Creating a science fair project can be a challenging task. Some of the more interesting science fair projects are surveys that give specific insight into a particular problem or area of knowledge. Creating an effective survey can require a certain degree of planning and foresight. This usually starts with a creative or insightful idea that has some practical consequences.
Aliens Among Us?
One of the most fascinating questions that students can be asked is whether or not they believe there is extra-terrestrial life elsewhere in the universe. While this question may seem somewhat trivial for a science fair survey, many of the follow-up questions that you can ask reveal how much students know about the science of astronomy, jet propulsion and the like. Students can be surveyed on whether or not space travel to other parts of the universe is possible and why or why not they believe it to be the case. Students can be asked questions about NASA, SETI (Search for Extra-Terrestrial Intelligence) and other government-sponsored programs related to astronomy and space travel. This survey should reveal whether or not a majority of science students understand these related topics at all.
Similar to the question of extra-terrestrial life, students tend to have limited knowledge of earthquakes and what causes them. Students may also adhere to a number of myths regarding earthquakes. An example of a popular earthquake myth is the idea that California could fall into the sea because of an earthquake. Develop a list of questions about earthquakes and determine which demographic groups tend to believe these myths more than others. Also try to determine how beliefs in these myths might best be combated as a result of what you discover.
Endangered Species Survey
A science fair survey that stems from the field of zoology is an endangered species survey. People are generally aware of one or two endangered species, but even their knowledge of these may be limited. You can conduct a survey among students, family and neighbors in order to determine how many endangered species people are generally aware of, where they are located and how many of these species remain. A good set of follow-up questions could pertain to government funding to save endangered species and whether or not it is sufficient. You can ask whether or not governments do their proper share and also whether or not individuals do as well. Ask your survey subjects about suggestions for preserving endangered species. By finding out how much people know about endangered species you may be able to reveal a lack of knowledge among the general public and the need to raise awareness as a result.

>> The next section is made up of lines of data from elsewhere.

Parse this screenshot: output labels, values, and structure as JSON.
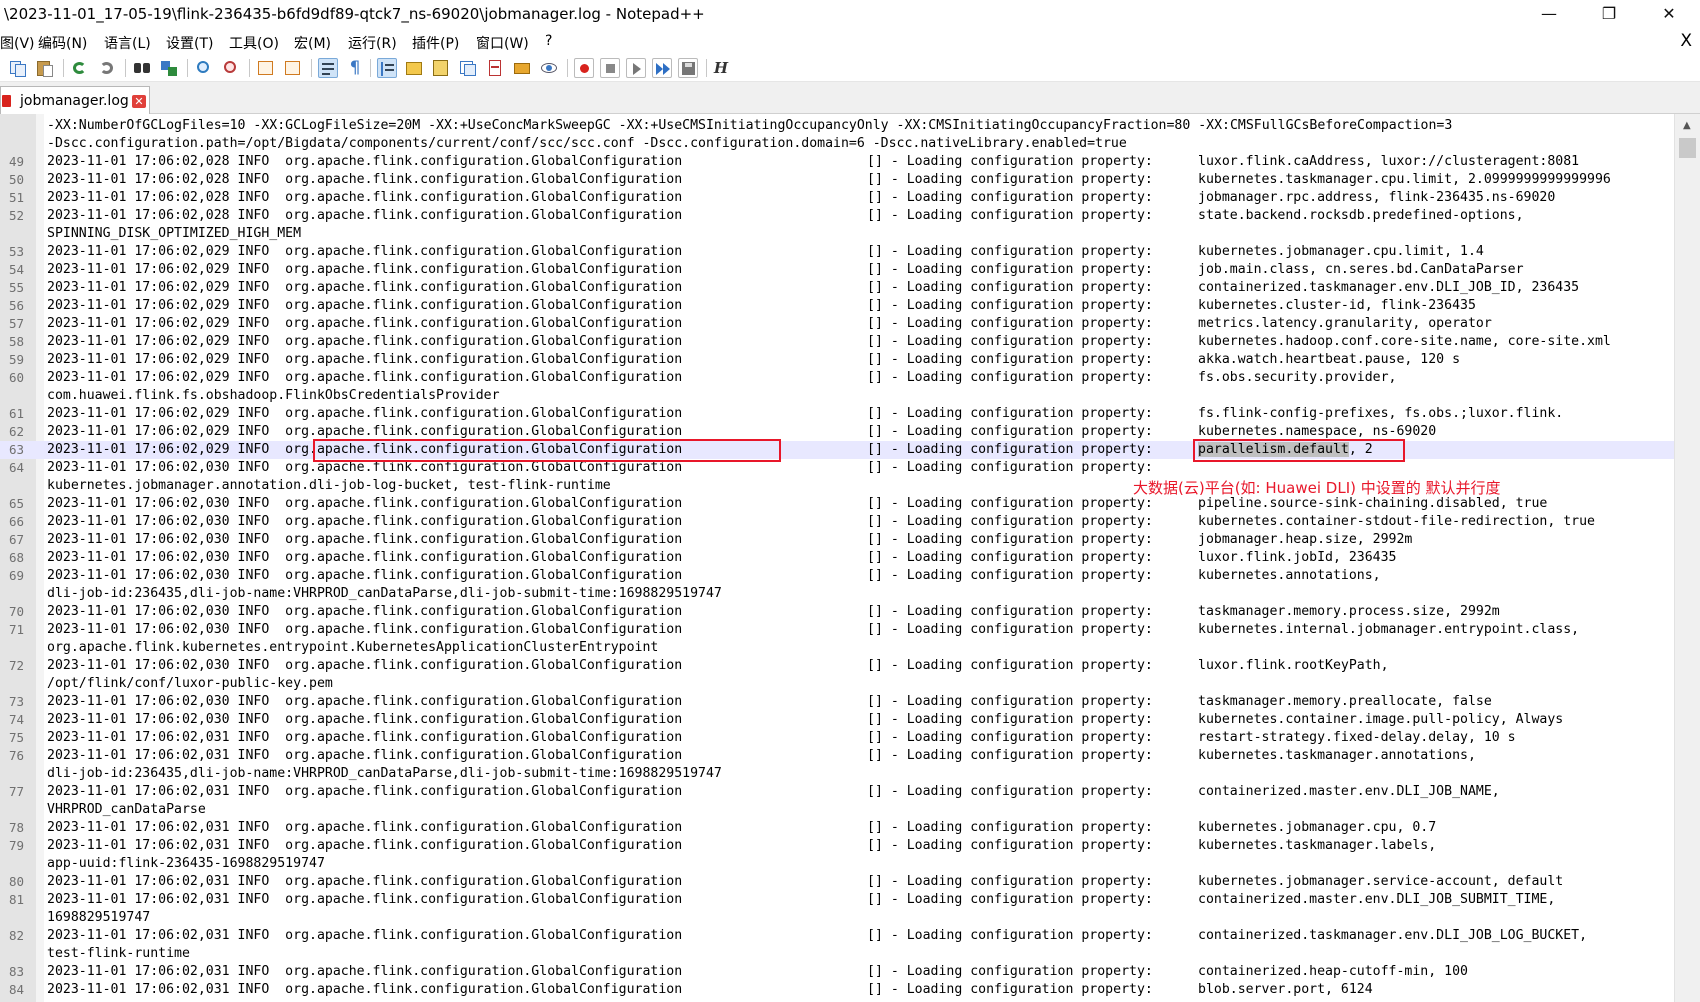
{
  "window": {
    "title": "\\2023-11-01_17-05-19\\flink-236435-b6fd9df89-qtck7_ns-69020\\jobmanager.log - Notepad++",
    "minimize_glyph": "—",
    "maximize_glyph": "❐",
    "close_glyph": "✕"
  },
  "menu": {
    "items": [
      "图(V)",
      "编码(N)",
      "语言(L)",
      "设置(T)",
      "工具(O)",
      "宏(M)",
      "运行(R)",
      "插件(P)",
      "窗口(W)",
      "?"
    ],
    "doc_close_glyph": "X"
  },
  "toolbar": {
    "icons": [
      "copy-icon",
      "paste-icon",
      "undo-icon",
      "redo-icon",
      "find-icon",
      "replace-icon",
      "zoom-in-icon",
      "zoom-out-icon",
      "sync-vertical-icon",
      "sync-horizontal-icon",
      "word-wrap-icon",
      "show-all-characters-icon",
      "indent-guide-icon",
      "user-defined-language-icon",
      "document-map-icon",
      "document-list-icon",
      "function-list-icon",
      "folder-as-workspace-icon",
      "monitoring-icon",
      "record-macro-icon",
      "stop-recording-icon",
      "playback-macro-icon",
      "run-macro-multiple-icon",
      "save-macro-icon",
      "hex-editor-icon"
    ],
    "hex_label": "H"
  },
  "tab": {
    "label": "jobmanager.log",
    "close_glyph": "✕"
  },
  "log": {
    "lines": [
      {
        "n": "",
        "text": "-XX:NumberOfGCLogFiles=10 -XX:GCLogFileSize=20M -XX:+UseConcMarkSweepGC -XX:+UseCMSInitiatingOccupancyOnly -XX:CMSInitiatingOccupancyFraction=80 -XX:CMSFullGCsBeforeCompaction=3"
      },
      {
        "n": "",
        "text": "-Dscc.configuration.path=/opt/Bigdata/components/current/conf/scc/scc.conf -Dscc.configuration.domain=6 -Dscc.nativeLibrary.enabled=true"
      },
      {
        "n": "49",
        "c1": "2023-11-01 17:06:02,028 INFO  org.apache.flink.configuration.GlobalConfiguration",
        "c2": "[] - Loading configuration property:",
        "c3": "luxor.flink.caAddress, luxor://clusteragent:8081"
      },
      {
        "n": "50",
        "c1": "2023-11-01 17:06:02,028 INFO  org.apache.flink.configuration.GlobalConfiguration",
        "c2": "[] - Loading configuration property:",
        "c3": "kubernetes.taskmanager.cpu.limit, 2.0999999999999996"
      },
      {
        "n": "51",
        "c1": "2023-11-01 17:06:02,028 INFO  org.apache.flink.configuration.GlobalConfiguration",
        "c2": "[] - Loading configuration property:",
        "c3": "jobmanager.rpc.address, flink-236435.ns-69020"
      },
      {
        "n": "52",
        "c1": "2023-11-01 17:06:02,028 INFO  org.apache.flink.configuration.GlobalConfiguration",
        "c2": "[] - Loading configuration property:",
        "c3": "state.backend.rocksdb.predefined-options,"
      },
      {
        "n": "",
        "text": "SPINNING_DISK_OPTIMIZED_HIGH_MEM"
      },
      {
        "n": "53",
        "c1": "2023-11-01 17:06:02,029 INFO  org.apache.flink.configuration.GlobalConfiguration",
        "c2": "[] - Loading configuration property:",
        "c3": "kubernetes.jobmanager.cpu.limit, 1.4"
      },
      {
        "n": "54",
        "c1": "2023-11-01 17:06:02,029 INFO  org.apache.flink.configuration.GlobalConfiguration",
        "c2": "[] - Loading configuration property:",
        "c3": "job.main.class, cn.seres.bd.CanDataParser"
      },
      {
        "n": "55",
        "c1": "2023-11-01 17:06:02,029 INFO  org.apache.flink.configuration.GlobalConfiguration",
        "c2": "[] - Loading configuration property:",
        "c3": "containerized.taskmanager.env.DLI_JOB_ID, 236435"
      },
      {
        "n": "56",
        "c1": "2023-11-01 17:06:02,029 INFO  org.apache.flink.configuration.GlobalConfiguration",
        "c2": "[] - Loading configuration property:",
        "c3": "kubernetes.cluster-id, flink-236435"
      },
      {
        "n": "57",
        "c1": "2023-11-01 17:06:02,029 INFO  org.apache.flink.configuration.GlobalConfiguration",
        "c2": "[] - Loading configuration property:",
        "c3": "metrics.latency.granularity, operator"
      },
      {
        "n": "58",
        "c1": "2023-11-01 17:06:02,029 INFO  org.apache.flink.configuration.GlobalConfiguration",
        "c2": "[] - Loading configuration property:",
        "c3": "kubernetes.hadoop.conf.core-site.name, core-site.xml"
      },
      {
        "n": "59",
        "c1": "2023-11-01 17:06:02,029 INFO  org.apache.flink.configuration.GlobalConfiguration",
        "c2": "[] - Loading configuration property:",
        "c3": "akka.watch.heartbeat.pause, 120 s"
      },
      {
        "n": "60",
        "c1": "2023-11-01 17:06:02,029 INFO  org.apache.flink.configuration.GlobalConfiguration",
        "c2": "[] - Loading configuration property:",
        "c3": "fs.obs.security.provider,"
      },
      {
        "n": "",
        "text": "com.huawei.flink.fs.obshadoop.FlinkObsCredentialsProvider"
      },
      {
        "n": "61",
        "c1": "2023-11-01 17:06:02,029 INFO  org.apache.flink.configuration.GlobalConfiguration",
        "c2": "[] - Loading configuration property:",
        "c3": "fs.flink-config-prefixes, fs.obs.;luxor.flink."
      },
      {
        "n": "62",
        "c1": "2023-11-01 17:06:02,029 INFO  org.apache.flink.configuration.GlobalConfiguration",
        "c2": "[] - Loading configuration property:",
        "c3": "kubernetes.namespace, ns-69020"
      },
      {
        "n": "63",
        "c1": "2023-11-01 17:06:02,029 INFO  org.apache.flink.configuration.GlobalConfiguration",
        "c2": "[] - Loading configuration property:",
        "c3_sel": "parallelism.default",
        "c3_rest": ", 2",
        "current": true
      },
      {
        "n": "64",
        "c1": "2023-11-01 17:06:02,030 INFO  org.apache.flink.configuration.GlobalConfiguration",
        "c2": "[] - Loading configuration property:",
        "c3": ""
      },
      {
        "n": "",
        "text": "kubernetes.jobmanager.annotation.dli-job-log-bucket, test-flink-runtime"
      },
      {
        "n": "65",
        "c1": "2023-11-01 17:06:02,030 INFO  org.apache.flink.configuration.GlobalConfiguration",
        "c2": "[] - Loading configuration property:",
        "c3": "pipeline.source-sink-chaining.disabled, true"
      },
      {
        "n": "66",
        "c1": "2023-11-01 17:06:02,030 INFO  org.apache.flink.configuration.GlobalConfiguration",
        "c2": "[] - Loading configuration property:",
        "c3": "kubernetes.container-stdout-file-redirection, true"
      },
      {
        "n": "67",
        "c1": "2023-11-01 17:06:02,030 INFO  org.apache.flink.configuration.GlobalConfiguration",
        "c2": "[] - Loading configuration property:",
        "c3": "jobmanager.heap.size, 2992m"
      },
      {
        "n": "68",
        "c1": "2023-11-01 17:06:02,030 INFO  org.apache.flink.configuration.GlobalConfiguration",
        "c2": "[] - Loading configuration property:",
        "c3": "luxor.flink.jobId, 236435"
      },
      {
        "n": "69",
        "c1": "2023-11-01 17:06:02,030 INFO  org.apache.flink.configuration.GlobalConfiguration",
        "c2": "[] - Loading configuration property:",
        "c3": "kubernetes.annotations,"
      },
      {
        "n": "",
        "text": "dli-job-id:236435,dli-job-name:VHRPROD_canDataParse,dli-job-submit-time:1698829519747"
      },
      {
        "n": "70",
        "c1": "2023-11-01 17:06:02,030 INFO  org.apache.flink.configuration.GlobalConfiguration",
        "c2": "[] - Loading configuration property:",
        "c3": "taskmanager.memory.process.size, 2992m"
      },
      {
        "n": "71",
        "c1": "2023-11-01 17:06:02,030 INFO  org.apache.flink.configuration.GlobalConfiguration",
        "c2": "[] - Loading configuration property:",
        "c3": "kubernetes.internal.jobmanager.entrypoint.class,"
      },
      {
        "n": "",
        "text": "org.apache.flink.kubernetes.entrypoint.KubernetesApplicationClusterEntrypoint"
      },
      {
        "n": "72",
        "c1": "2023-11-01 17:06:02,030 INFO  org.apache.flink.configuration.GlobalConfiguration",
        "c2": "[] - Loading configuration property:",
        "c3": "luxor.flink.rootKeyPath,"
      },
      {
        "n": "",
        "text": "/opt/flink/conf/luxor-public-key.pem"
      },
      {
        "n": "73",
        "c1": "2023-11-01 17:06:02,030 INFO  org.apache.flink.configuration.GlobalConfiguration",
        "c2": "[] - Loading configuration property:",
        "c3": "taskmanager.memory.preallocate, false"
      },
      {
        "n": "74",
        "c1": "2023-11-01 17:06:02,030 INFO  org.apache.flink.configuration.GlobalConfiguration",
        "c2": "[] - Loading configuration property:",
        "c3": "kubernetes.container.image.pull-policy, Always"
      },
      {
        "n": "75",
        "c1": "2023-11-01 17:06:02,031 INFO  org.apache.flink.configuration.GlobalConfiguration",
        "c2": "[] - Loading configuration property:",
        "c3": "restart-strategy.fixed-delay.delay, 10 s"
      },
      {
        "n": "76",
        "c1": "2023-11-01 17:06:02,031 INFO  org.apache.flink.configuration.GlobalConfiguration",
        "c2": "[] - Loading configuration property:",
        "c3": "kubernetes.taskmanager.annotations,"
      },
      {
        "n": "",
        "text": "dli-job-id:236435,dli-job-name:VHRPROD_canDataParse,dli-job-submit-time:1698829519747"
      },
      {
        "n": "77",
        "c1": "2023-11-01 17:06:02,031 INFO  org.apache.flink.configuration.GlobalConfiguration",
        "c2": "[] - Loading configuration property:",
        "c3": "containerized.master.env.DLI_JOB_NAME,"
      },
      {
        "n": "",
        "text": "VHRPROD_canDataParse"
      },
      {
        "n": "78",
        "c1": "2023-11-01 17:06:02,031 INFO  org.apache.flink.configuration.GlobalConfiguration",
        "c2": "[] - Loading configuration property:",
        "c3": "kubernetes.jobmanager.cpu, 0.7"
      },
      {
        "n": "79",
        "c1": "2023-11-01 17:06:02,031 INFO  org.apache.flink.configuration.GlobalConfiguration",
        "c2": "[] - Loading configuration property:",
        "c3": "kubernetes.taskmanager.labels,"
      },
      {
        "n": "",
        "text": "app-uuid:flink-236435-1698829519747"
      },
      {
        "n": "80",
        "c1": "2023-11-01 17:06:02,031 INFO  org.apache.flink.configuration.GlobalConfiguration",
        "c2": "[] - Loading configuration property:",
        "c3": "kubernetes.jobmanager.service-account, default"
      },
      {
        "n": "81",
        "c1": "2023-11-01 17:06:02,031 INFO  org.apache.flink.configuration.GlobalConfiguration",
        "c2": "[] - Loading configuration property:",
        "c3": "containerized.master.env.DLI_JOB_SUBMIT_TIME,"
      },
      {
        "n": "",
        "text": "1698829519747"
      },
      {
        "n": "82",
        "c1": "2023-11-01 17:06:02,031 INFO  org.apache.flink.configuration.GlobalConfiguration",
        "c2": "[] - Loading configuration property:",
        "c3": "containerized.taskmanager.env.DLI_JOB_LOG_BUCKET,"
      },
      {
        "n": "",
        "text": "test-flink-runtime"
      },
      {
        "n": "83",
        "c1": "2023-11-01 17:06:02,031 INFO  org.apache.flink.configuration.GlobalConfiguration",
        "c2": "[] - Loading configuration property:",
        "c3": "containerized.heap-cutoff-min, 100"
      },
      {
        "n": "84",
        "c1": "2023-11-01 17:06:02,031 INFO  org.apache.flink.configuration.GlobalConfiguration",
        "c2": "[] - Loading configuration property:",
        "c3": "blob.server.port, 6124"
      }
    ]
  },
  "annotation": {
    "text": "大数据(云)平台(如: Huawei DLI) 中设置的 默认并行度",
    "color": "#e8172a"
  },
  "colors": {
    "current_line": "#e8e8ff",
    "selection": "#c0c0c0",
    "gutter": "#e4e4e4"
  }
}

Jared Lewis is a professor of history, philosophy and the humanities. He has taught various courses in these fields since 2001. A former licensed financial adviser, he now works as a writer and has published numerous articles on education and business. He holds a bachelor's degree in history, a master's degree in theology and has completed doctoral work in American history.